“Airbnb is a brand that really tends to do well with, certainly, younger travelers. It tends to do well on leisure stays, and it tends to do well with groups of leisure travelers, so you’re traveling with aunts and uncles and cousins and six kids and everybody wants to be together — It lends itself to that,” Paugh said. “That’s not much of our business, to be honest with you. I don’t think it’s resonating as well with corporate travelers who are arriving at 10 o’clock at night, leaving at 7 the next morning, and they don’t really want to go find a key or make their own coffee. They’re looking for some service and some reliability about the Internet access, to have the business center open and available. We haven’t really seen a big impact.”
When Airbnb does have a impact is during compression times, when city-wide leisure events take place.

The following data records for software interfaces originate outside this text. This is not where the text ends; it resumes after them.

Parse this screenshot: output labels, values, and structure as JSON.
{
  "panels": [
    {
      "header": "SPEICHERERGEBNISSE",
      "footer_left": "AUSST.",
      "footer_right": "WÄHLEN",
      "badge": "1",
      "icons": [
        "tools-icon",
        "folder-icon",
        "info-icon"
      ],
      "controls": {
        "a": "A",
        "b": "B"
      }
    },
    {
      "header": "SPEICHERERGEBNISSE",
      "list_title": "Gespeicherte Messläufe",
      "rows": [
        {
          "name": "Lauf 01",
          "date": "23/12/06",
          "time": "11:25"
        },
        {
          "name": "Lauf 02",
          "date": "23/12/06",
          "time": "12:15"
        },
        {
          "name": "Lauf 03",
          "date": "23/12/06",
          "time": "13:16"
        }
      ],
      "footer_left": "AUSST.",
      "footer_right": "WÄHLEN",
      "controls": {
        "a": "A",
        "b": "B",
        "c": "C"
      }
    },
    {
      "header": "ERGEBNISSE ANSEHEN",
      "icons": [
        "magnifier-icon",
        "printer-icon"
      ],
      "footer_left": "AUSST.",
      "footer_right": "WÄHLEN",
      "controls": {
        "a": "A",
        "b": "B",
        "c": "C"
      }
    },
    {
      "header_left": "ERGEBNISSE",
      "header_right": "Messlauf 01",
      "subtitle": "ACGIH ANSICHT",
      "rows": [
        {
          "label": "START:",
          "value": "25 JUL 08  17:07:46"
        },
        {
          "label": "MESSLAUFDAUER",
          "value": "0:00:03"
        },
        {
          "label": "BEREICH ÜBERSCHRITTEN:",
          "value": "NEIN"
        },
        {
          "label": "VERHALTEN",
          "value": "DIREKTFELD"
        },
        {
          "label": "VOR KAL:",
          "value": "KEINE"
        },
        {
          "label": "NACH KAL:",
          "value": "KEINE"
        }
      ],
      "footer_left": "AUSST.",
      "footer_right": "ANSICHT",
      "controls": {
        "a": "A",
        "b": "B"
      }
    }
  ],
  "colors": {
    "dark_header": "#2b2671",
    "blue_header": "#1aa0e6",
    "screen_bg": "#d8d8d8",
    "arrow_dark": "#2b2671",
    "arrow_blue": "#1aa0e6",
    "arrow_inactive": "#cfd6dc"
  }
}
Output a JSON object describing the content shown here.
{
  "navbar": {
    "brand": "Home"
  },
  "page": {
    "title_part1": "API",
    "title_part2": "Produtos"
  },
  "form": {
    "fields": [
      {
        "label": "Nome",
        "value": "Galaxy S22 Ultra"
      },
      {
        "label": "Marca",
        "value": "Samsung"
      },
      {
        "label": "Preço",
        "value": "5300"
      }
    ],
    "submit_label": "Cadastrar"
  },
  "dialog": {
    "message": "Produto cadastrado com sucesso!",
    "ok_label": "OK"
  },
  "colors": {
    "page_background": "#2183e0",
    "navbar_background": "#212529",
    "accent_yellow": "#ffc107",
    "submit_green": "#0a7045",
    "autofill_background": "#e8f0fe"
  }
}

“We don’t get as much ability to really press pricing as much as we’d like,” Paugh said. “In a time like that, where you could conceivably see big increases in room rates to deal with that sort of demand compression, you’ve got less demand compression because of Airbnb. We’ve not seen it really making headway in the corporate environment, which is really our bread-and-butter business.”
When asked about lawmakers’ efforts to regulate short-term rentals, she said, “It’s not just [about] the tax dollars. It’s also the regulatory environment around the Americans with Disabilities Act, around life safety standards. Those things are warm to the regulators’ heart as well. Well, again, we’ve not seen a large decrease in share, so I can’t actually say I’m seeing a big increase, but we’re saying the arguments that we’re making to regulators are gaining some headway. Because what we’re looking for as competitors is a level playing field. If you’re going to require that we comply with ADA and with life safety standards, which by the way we want to do anyway, but we expect our competitors to do that as well.”
Will Marriott and its peers thoughts on Airbnb change once Airbnb’s new Trips and Places product matures? That has yet to be seen.
Those Direct Booking Rates Could Become the New “Benchmark Rate”
Marriott, like its peers, has embarked on a direct booking campaign that involves discounted rates for loyalty members who book direct with Marriott. And while Paugh admitted those rates are slightly lower than traditional rack rates, they more than make up for that decrease in profits because of the increased loyalty engagement from consumers.
“The benefit is that more people are signing up for the loyalty programs and customers,” she said. “We’re getting closer to the customers, understanding their needs better, and we’re able to deliver better service. The downside is that, relative to rack rates, the room rates are about 30 basis points lower. The whole industry is moving in this direction, so at some point you got to wonder what the benchmark rate really is. Perhaps the rewards rate is the benchmark rate.”